  24. Newhouse, M. 1998. Transferring Your Skills to a Non-Academic Setting. The Chronicle of Higher Education. https://www.chronicle.com/article/Transferring-Your-Skills-to-a/46430. Accessed 21 May 2018.
  25. O’Neill, G., and M. McNamara. 2015. Passing the baton: A collaborative approach to development and implementation of context-specific modules for graduate teaching assistants in cognate disciplines. Innovations in Education and Teaching International 53 (6): 570–580.CrossRefGoogle Scholar
  26. Park, C., and M. Ramos. 2002. The donkey in the department? Insights into the Graduate Teaching Assistant (GTA) experience in the UK. Journal of Graduate Education 3: 47–53.Google Scholar
  27. Pleschová, G. 2014. Promoting political science education in Europe: How can ECPR support their members in their work as political science teachers? European Political Science 13 (2): 138–145.CrossRefGoogle Scholar
  28. QAA (Quality Assurance Agency for Higher Education). 2014. Subject benchmark: Politics and international relations. http://www.qaa.ac.uk/en/Publications/Documents/SBS-consultation-politics.pdf. Accessed 21 May 2018.
  29. QAA (Quality Assurance Agency for Higher Education). 2007. Subject Benchmark: Politics and International Relations. http://www.qaa.ac.uk/en/Publications/Documents/Subject-benchmark-statement-Polictics-and-international-relations.pdf. Accessed 21 May 2018.
  30. Sadler, I. 2013. The role of self-confidence in learning to teach in higher education. Innovations in Education and Teaching International 50 (2): 157–166.CrossRefGoogle Scholar
  31. Sharpe, R. 2000. A framework for training graduate teaching assistants. Teacher Development 4: 131–143.CrossRefGoogle Scholar
  32. Trowler, P. 2009. Beyond epistemological essentialism: Academic tribes in the twenty-first century. In The university and its disciplines: Teaching and learning within and beyond disciplinary boundaries, ed. C. Kreber, 181–195. London: Routledge.Google Scholar
  33. Williams, H., and N. Smith. 2016. Feedback: Critiquing practice, moving forward. European Political Science 16 (2): 159–178.CrossRefGoogle Scholar
  34. Winstone, N., and D. Moore. 2016. Sometimes fish, sometimes fowl? Liminality, identity work and identity malleability in graduate teaching assistants. Innovations in Education and Teaching International.  https://doi.org/10.1080/14703297.2016.1194769.Google Scholar
  35. Wisker, G., G. Robinson, and M. Shacham. 2007. Postgraduate research success: Communities of practice involving cohorts, guardian supervisors and online communities. Innovations in Education and Teaching International 44 (3): 301–320.CrossRefGoogle Scholar

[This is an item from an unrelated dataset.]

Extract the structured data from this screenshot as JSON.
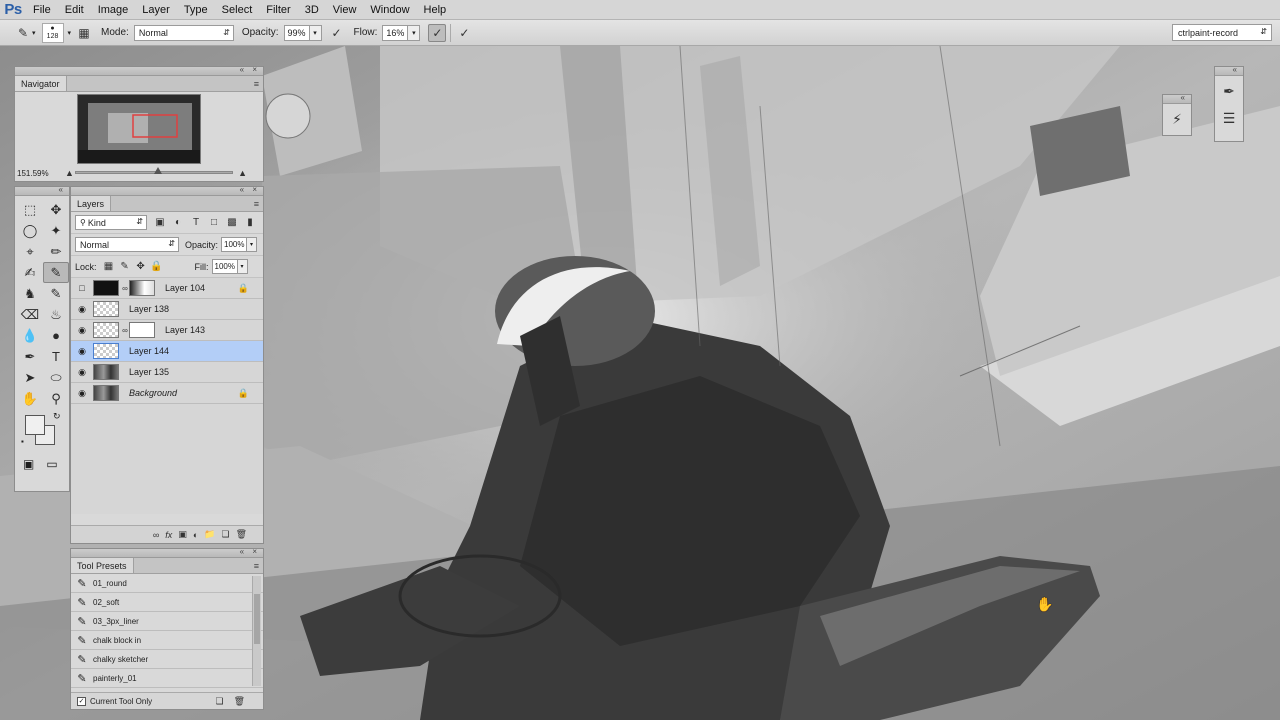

Copyright information

© European Consortium for Political Research 2018

Authors and Affiliations

  1. 1.Newcastle UniversityNewcastleUK
  2. 2.School of History, Classics and ArchaeologyNewcastle UniversityNewcastleUK

Personalised recommendations